Talcott’s most important similarity to Carter is that he is, first and foremost, a Christian. Here’s the wrinkle: at the outset of Emperor, Talcott’s life is as well-ordered as Carter’s, but only for a moment. “My life is pretty simple in many ways,” Carter says. “I spend time with my family, I read the Bible, I go to church, I write, I teach my classes—and that’s my life. I play chess.” In contrast, Talcott’s life suddenly and dramatically becomes disordered. His father dies. He is told by a number of dangerous people that his father has bequeathed him important information that they are willing to kill for, but he doesn’t know where or what it is. His career teeters on collapse. His marriage disintegrates. The Christian at rest becomes, in a way that Carter himself has blessedly been spared, the Christian in crisis. How faithfully will Talcott respond?

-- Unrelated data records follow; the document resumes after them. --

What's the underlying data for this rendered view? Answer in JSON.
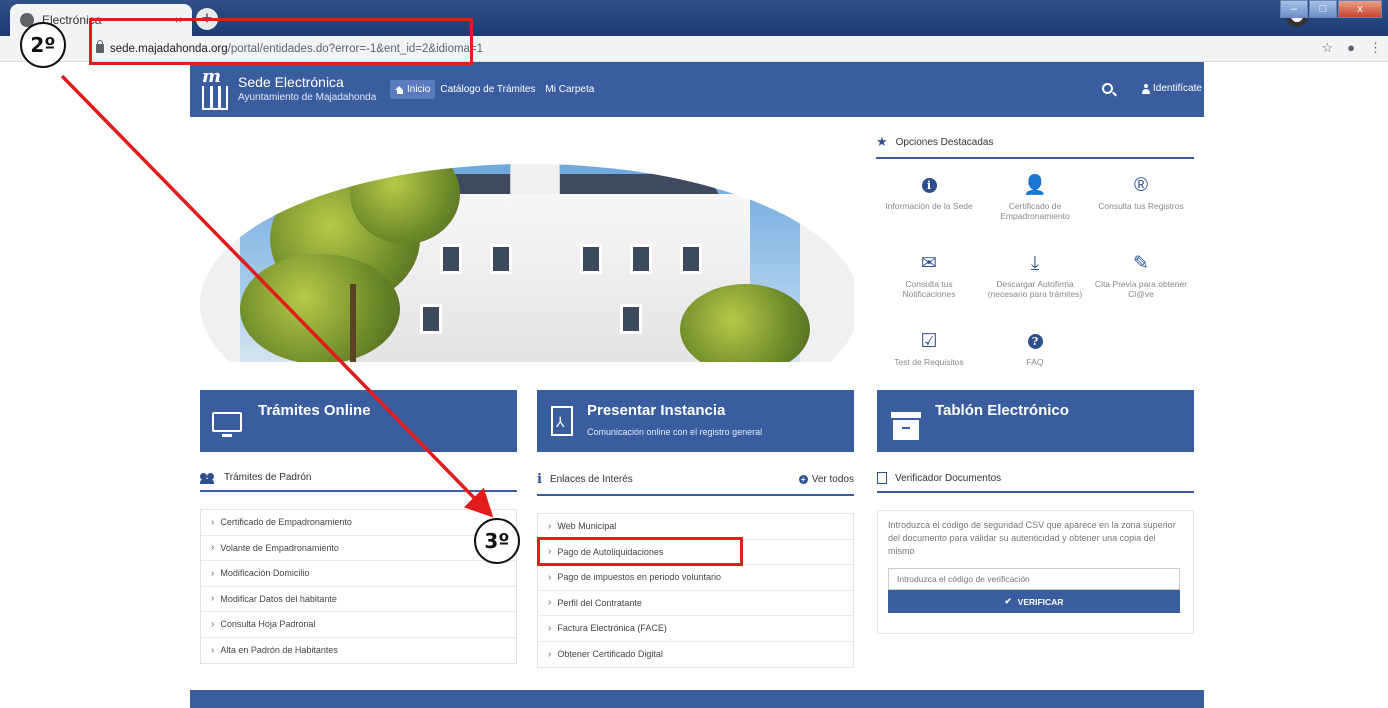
{
  "browser": {
    "tab_title": "Electrónica",
    "tab_close": "×",
    "new_tab": "+",
    "url_host": "sede.majadahonda.org",
    "url_path": "/portal/entidades.do?error=-1&ent_id=2&idioma=1",
    "bookmark_star": "☆",
    "menu_dots": "⋮",
    "window_buttons": {
      "minimize": "–",
      "maximize": "□",
      "close": "x"
    }
  },
  "header": {
    "logo_letter": "m",
    "title": "Sede Electrónica",
    "subtitle": "Ayuntamiento de Majadahonda",
    "nav": [
      {
        "label": "Inicio"
      },
      {
        "label": "Catálogo de Trámites"
      },
      {
        "label": "Mi Carpeta"
      }
    ],
    "identify_label": "Identifícate"
  },
  "opciones": {
    "title": "Opciones Destacadas",
    "items": [
      {
        "icon": "info-icon",
        "label": "Información de la Sede"
      },
      {
        "icon": "person-icon",
        "label": "Certificado de Empadronamiento"
      },
      {
        "icon": "registered-icon",
        "label": "Consulta tus Registros"
      },
      {
        "icon": "envelope-open-icon",
        "label": "Consulta tus Notificaciones"
      },
      {
        "icon": "download-icon",
        "label": "Descargar Autofirma (necesario para trámites)"
      },
      {
        "icon": "edit-icon",
        "label": "Cita Previa para obtener Cl@ve"
      },
      {
        "icon": "checkbox-icon",
        "label": "Test de Requisitos"
      },
      {
        "icon": "question-icon",
        "label": "FAQ"
      }
    ]
  },
  "big_buttons": [
    {
      "title": "Trámites Online",
      "subtitle": ""
    },
    {
      "title": "Presentar Instancia",
      "subtitle": "Comunicación online con el registro general"
    },
    {
      "title": "Tablón Electrónico",
      "subtitle": ""
    }
  ],
  "padron": {
    "title": "Trámites de Padrón",
    "items": [
      "Certificado de Empadronamiento",
      "Volante de Empadronamiento",
      "Modificación Domicilio",
      "Modificar Datos del habitante",
      "Consulta Hoja Padronal",
      "Alta en Padrón de Habitantes"
    ]
  },
  "enlaces": {
    "title": "Enlaces de Interés",
    "ver_todos": "Ver todos",
    "items": [
      "Web Municipal",
      "Pago de Autoliquidaciones",
      "Pago de impuestos en periodo voluntario",
      "Perfil del Contratante",
      "Factura Electrónica (FACE)",
      "Obtener Certificado Digital"
    ]
  },
  "verificador": {
    "title": "Verificador Documentos",
    "text": "Introduzca el código de seguridad CSV que aparece en la zona superior del documento para validar su autenticidad y obtener una copia del mismo",
    "input_placeholder": "Introduzca el código de verificación",
    "button_label": "VERIFICAR"
  },
  "annotations": {
    "step2": "2º",
    "step3": "3º",
    "color": "#e21b1b"
  }
}
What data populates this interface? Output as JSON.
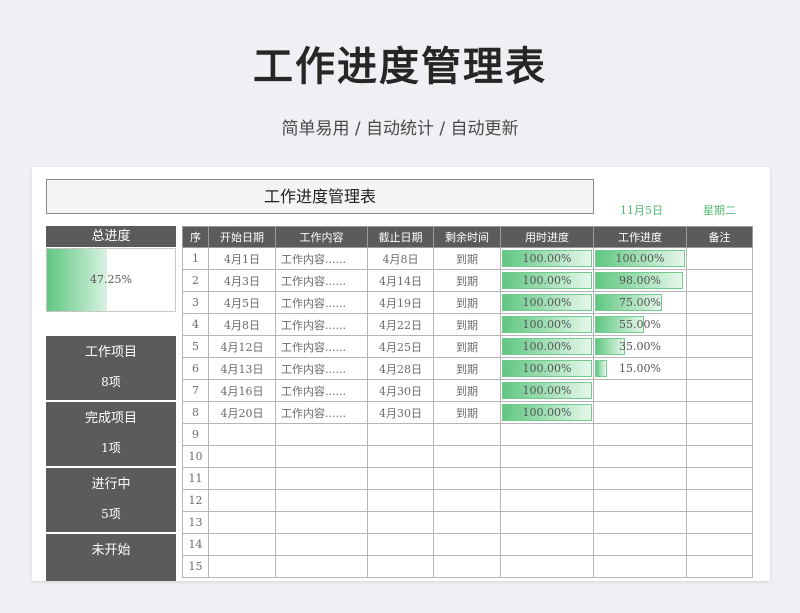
{
  "header": {
    "title": "工作进度管理表",
    "subtitle": "简单易用 / 自动统计 / 自动更新"
  },
  "sheet": {
    "title": "工作进度管理表",
    "date": "11月5日",
    "weekday": "星期二"
  },
  "summary": {
    "overall_label": "总进度",
    "overall_progress_text": "47.25%",
    "overall_progress": 0.4725,
    "stats": [
      {
        "label": "工作项目",
        "value": "8项"
      },
      {
        "label": "完成项目",
        "value": "1项"
      },
      {
        "label": "进行中",
        "value": "5项"
      },
      {
        "label": "未开始",
        "value": ""
      }
    ]
  },
  "table": {
    "columns": [
      "序",
      "开始日期",
      "工作内容",
      "截止日期",
      "剩余时间",
      "用时进度",
      "工作进度",
      "备注"
    ],
    "rows": [
      {
        "no": "1",
        "start": "4月1日",
        "task": "工作内容......",
        "end": "4月8日",
        "remain": "到期",
        "time_progress": 1.0,
        "time_text": "100.00%",
        "work_progress": 1.0,
        "work_text": "100.00%",
        "note": ""
      },
      {
        "no": "2",
        "start": "4月3日",
        "task": "工作内容......",
        "end": "4月14日",
        "remain": "到期",
        "time_progress": 1.0,
        "time_text": "100.00%",
        "work_progress": 0.98,
        "work_text": "98.00%",
        "note": ""
      },
      {
        "no": "3",
        "start": "4月5日",
        "task": "工作内容......",
        "end": "4月19日",
        "remain": "到期",
        "time_progress": 1.0,
        "time_text": "100.00%",
        "work_progress": 0.75,
        "work_text": "75.00%",
        "note": ""
      },
      {
        "no": "4",
        "start": "4月8日",
        "task": "工作内容......",
        "end": "4月22日",
        "remain": "到期",
        "time_progress": 1.0,
        "time_text": "100.00%",
        "work_progress": 0.55,
        "work_text": "55.00%",
        "note": ""
      },
      {
        "no": "5",
        "start": "4月12日",
        "task": "工作内容......",
        "end": "4月25日",
        "remain": "到期",
        "time_progress": 1.0,
        "time_text": "100.00%",
        "work_progress": 0.35,
        "work_text": "35.00%",
        "note": ""
      },
      {
        "no": "6",
        "start": "4月13日",
        "task": "工作内容......",
        "end": "4月28日",
        "remain": "到期",
        "time_progress": 1.0,
        "time_text": "100.00%",
        "work_progress": 0.15,
        "work_text": "15.00%",
        "note": ""
      },
      {
        "no": "7",
        "start": "4月16日",
        "task": "工作内容......",
        "end": "4月30日",
        "remain": "到期",
        "time_progress": 1.0,
        "time_text": "100.00%",
        "work_progress": 0,
        "work_text": "",
        "note": ""
      },
      {
        "no": "8",
        "start": "4月20日",
        "task": "工作内容......",
        "end": "4月30日",
        "remain": "到期",
        "time_progress": 1.0,
        "time_text": "100.00%",
        "work_progress": 0,
        "work_text": "",
        "note": ""
      },
      {
        "no": "9"
      },
      {
        "no": "10"
      },
      {
        "no": "11"
      },
      {
        "no": "12"
      },
      {
        "no": "13"
      },
      {
        "no": "14"
      },
      {
        "no": "15"
      }
    ]
  }
}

The answer lies not in certainty—the usual outcome of suspense novels—but in the faithful acceptance of mystery and ambiguity. Talcott seeks counseling from the wisest character in the novel, Reverend Morris Young, the pastor of Elm Harbor’s most influential African American church. “I think my wife is cheating on me,” Talcott tells him. “Your job is to love her as best you can,” responds Reverend Young. “Scripture tells us that the husband is head of the wife, but we are also warned that the headship is of a special kind: “as Christ is head of the church.” And how does Christ love his church, Talcott? Unquestioningly. Forgivingly. And sacrificially.” What about my father’s secrets? Talcott asks. Remember Noah’s son Ham, Reverend Young replies, and his eagerness “to see his father naked. Wanted his brothers to see. What kind of son is that, Talcott?. . . A son is not supposed to know all his father’s secrets.” In a wonderful set piece, Carter even has Reverend Young redeem a table full of astonished and appalled skeptics at a faculty dinner party by quoting Martin Buber. “[T]here are no atheists,” says the reverend, “because the atheist has to struggle with God every day. . . . The Lord creates many paths to his house, and he will, in the fullness of time, gather in many of those who believe that they do not believe.”

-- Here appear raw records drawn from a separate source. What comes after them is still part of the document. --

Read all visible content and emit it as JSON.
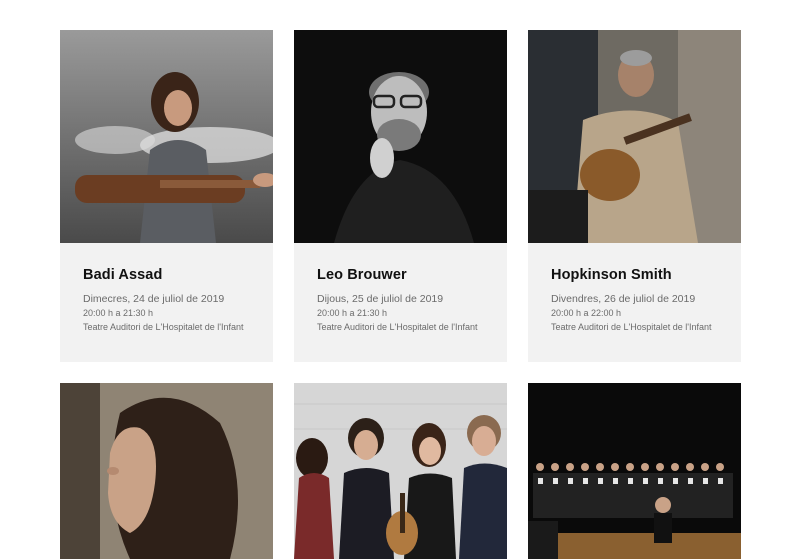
{
  "events": [
    {
      "name": "Badi Assad",
      "date": "Dimecres, 24 de juliol de 2019",
      "time": "20:00 h a 21:30 h",
      "venue": "Teatre Auditori de L'Hospitalet de l'Infant",
      "image": "photo-woman-guitar-splash"
    },
    {
      "name": "Leo Brouwer",
      "date": "Dijous, 25 de juliol de 2019",
      "time": "20:00 h a 21:30 h",
      "venue": "Teatre Auditori de L'Hospitalet de l'Infant",
      "image": "photo-man-glasses-bw"
    },
    {
      "name": "Hopkinson Smith",
      "date": "Divendres, 26 de juliol de 2019",
      "time": "20:00 h a 22:00 h",
      "venue": "Teatre Auditori de L'Hospitalet de l'Infant",
      "image": "photo-man-lute"
    }
  ],
  "more_events": [
    {
      "image": "photo-woman-profile"
    },
    {
      "image": "photo-guitar-quartet"
    },
    {
      "image": "photo-choir-stage"
    }
  ],
  "colors": {
    "card_bg": "#f2f2f2",
    "title": "#111111",
    "meta": "#6b6b6b"
  }
}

Am I about to give away the ending to the book? Fear not, gentle reader—I reveal nothing of the plot. But as to the results of Talcott’s test of faith—the matter of truest suspense in The Emperor of Ocean Park—well, yes, I am. “Morris Young is teaching me to live with ambiguity in my faith,” Talcott says at the end of the novel. “That truth, even moral truth, exists, I have no doubt, for I am no relativist; but we weak, fallen humans will never perceive it except imperfectly, a faintly glowing presence toward which we creep through the mists of reason, tradition, and faith.”